# [Data for analysis]
—————

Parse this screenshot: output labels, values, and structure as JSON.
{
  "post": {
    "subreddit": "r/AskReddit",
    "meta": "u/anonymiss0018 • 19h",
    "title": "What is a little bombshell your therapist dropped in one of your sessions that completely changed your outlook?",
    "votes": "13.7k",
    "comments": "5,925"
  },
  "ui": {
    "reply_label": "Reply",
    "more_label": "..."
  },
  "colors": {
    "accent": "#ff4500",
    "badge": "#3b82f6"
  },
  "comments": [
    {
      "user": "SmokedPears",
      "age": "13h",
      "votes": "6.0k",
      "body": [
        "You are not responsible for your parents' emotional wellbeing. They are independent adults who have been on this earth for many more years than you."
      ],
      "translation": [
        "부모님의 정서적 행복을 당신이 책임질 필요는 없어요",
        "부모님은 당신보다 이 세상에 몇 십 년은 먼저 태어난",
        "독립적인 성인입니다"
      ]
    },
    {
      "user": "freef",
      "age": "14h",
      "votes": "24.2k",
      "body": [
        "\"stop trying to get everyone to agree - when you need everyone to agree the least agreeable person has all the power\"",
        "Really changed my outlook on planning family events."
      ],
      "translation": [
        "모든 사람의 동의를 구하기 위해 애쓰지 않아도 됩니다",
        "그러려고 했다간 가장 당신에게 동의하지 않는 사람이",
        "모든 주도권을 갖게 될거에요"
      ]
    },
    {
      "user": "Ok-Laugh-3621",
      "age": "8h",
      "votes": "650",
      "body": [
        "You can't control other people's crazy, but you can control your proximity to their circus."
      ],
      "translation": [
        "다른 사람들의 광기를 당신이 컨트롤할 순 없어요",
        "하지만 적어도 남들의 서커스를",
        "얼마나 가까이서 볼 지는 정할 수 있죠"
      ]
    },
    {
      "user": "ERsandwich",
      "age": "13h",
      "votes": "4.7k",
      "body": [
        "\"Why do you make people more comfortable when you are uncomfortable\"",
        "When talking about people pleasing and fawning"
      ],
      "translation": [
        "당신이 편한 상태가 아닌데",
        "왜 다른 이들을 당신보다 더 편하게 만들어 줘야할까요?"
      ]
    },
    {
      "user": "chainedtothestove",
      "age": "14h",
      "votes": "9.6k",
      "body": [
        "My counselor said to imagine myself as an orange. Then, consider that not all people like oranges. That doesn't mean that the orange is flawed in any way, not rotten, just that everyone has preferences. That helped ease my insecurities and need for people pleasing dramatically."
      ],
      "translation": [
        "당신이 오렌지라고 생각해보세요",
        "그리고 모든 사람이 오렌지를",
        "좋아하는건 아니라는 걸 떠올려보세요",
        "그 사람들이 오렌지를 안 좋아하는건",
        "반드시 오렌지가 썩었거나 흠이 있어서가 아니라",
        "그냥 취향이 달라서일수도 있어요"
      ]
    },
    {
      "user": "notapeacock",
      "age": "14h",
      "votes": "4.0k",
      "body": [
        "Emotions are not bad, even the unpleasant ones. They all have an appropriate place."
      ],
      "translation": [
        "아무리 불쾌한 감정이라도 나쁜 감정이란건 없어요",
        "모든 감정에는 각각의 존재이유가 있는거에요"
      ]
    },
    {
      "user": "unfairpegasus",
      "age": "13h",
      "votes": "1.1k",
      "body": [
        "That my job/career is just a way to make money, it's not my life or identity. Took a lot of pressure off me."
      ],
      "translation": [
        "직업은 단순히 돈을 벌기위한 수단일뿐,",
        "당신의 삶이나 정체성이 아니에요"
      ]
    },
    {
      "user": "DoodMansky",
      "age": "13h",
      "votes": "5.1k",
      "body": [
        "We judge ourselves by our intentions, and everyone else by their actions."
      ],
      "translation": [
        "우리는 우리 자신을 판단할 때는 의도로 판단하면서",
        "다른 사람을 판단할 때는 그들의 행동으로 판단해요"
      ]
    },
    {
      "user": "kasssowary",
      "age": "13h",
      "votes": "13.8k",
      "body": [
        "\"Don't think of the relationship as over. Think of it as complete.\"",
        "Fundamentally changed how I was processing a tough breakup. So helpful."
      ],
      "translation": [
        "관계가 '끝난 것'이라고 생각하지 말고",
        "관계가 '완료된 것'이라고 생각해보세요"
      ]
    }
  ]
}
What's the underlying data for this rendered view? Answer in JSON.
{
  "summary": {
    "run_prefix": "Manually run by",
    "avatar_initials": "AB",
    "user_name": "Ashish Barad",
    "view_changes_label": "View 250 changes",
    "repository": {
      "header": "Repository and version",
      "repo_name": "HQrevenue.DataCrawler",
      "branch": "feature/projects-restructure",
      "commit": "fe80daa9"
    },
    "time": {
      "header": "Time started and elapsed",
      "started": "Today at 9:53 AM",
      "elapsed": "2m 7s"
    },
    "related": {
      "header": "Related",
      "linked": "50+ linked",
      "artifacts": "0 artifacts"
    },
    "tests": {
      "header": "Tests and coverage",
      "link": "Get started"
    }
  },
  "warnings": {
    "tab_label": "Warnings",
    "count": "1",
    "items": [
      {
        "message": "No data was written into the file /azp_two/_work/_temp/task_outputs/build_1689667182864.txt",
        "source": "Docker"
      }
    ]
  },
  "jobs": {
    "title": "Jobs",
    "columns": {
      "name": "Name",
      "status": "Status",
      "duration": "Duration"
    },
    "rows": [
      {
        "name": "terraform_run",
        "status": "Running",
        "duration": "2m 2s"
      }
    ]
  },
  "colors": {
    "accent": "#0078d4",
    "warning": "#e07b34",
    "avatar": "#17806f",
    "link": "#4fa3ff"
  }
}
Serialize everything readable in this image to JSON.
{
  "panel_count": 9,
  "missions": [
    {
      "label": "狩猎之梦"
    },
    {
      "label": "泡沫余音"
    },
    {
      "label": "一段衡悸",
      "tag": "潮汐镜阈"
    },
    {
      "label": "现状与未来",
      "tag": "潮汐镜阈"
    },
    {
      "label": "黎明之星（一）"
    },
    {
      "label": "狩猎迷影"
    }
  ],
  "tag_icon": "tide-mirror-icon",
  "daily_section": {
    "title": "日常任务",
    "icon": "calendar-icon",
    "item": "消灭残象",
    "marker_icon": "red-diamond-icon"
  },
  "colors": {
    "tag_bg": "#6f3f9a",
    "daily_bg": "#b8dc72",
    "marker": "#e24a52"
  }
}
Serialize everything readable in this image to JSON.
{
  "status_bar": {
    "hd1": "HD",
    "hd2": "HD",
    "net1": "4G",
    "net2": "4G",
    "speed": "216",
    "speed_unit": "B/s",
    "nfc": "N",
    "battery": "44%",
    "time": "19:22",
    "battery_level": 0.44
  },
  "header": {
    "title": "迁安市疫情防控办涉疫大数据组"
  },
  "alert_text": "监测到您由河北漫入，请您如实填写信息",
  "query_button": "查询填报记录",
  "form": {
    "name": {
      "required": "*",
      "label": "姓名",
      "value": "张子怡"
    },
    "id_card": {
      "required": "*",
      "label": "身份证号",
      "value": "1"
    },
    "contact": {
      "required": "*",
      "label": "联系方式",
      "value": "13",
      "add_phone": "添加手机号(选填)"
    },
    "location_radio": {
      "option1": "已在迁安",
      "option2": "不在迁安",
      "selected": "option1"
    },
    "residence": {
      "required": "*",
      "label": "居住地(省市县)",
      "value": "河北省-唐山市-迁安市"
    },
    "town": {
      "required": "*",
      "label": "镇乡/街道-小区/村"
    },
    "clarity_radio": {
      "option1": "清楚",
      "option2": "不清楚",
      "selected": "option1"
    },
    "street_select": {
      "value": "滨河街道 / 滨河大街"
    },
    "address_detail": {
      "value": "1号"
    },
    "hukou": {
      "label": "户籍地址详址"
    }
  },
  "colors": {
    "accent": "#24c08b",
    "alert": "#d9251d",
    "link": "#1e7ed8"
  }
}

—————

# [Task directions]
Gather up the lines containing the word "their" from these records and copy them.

# [Exercise result]
        "You can't control other people's crazy, but you can control your proximity to their circus."
        "We judge ourselves by our intentions, and everyone else by their actions."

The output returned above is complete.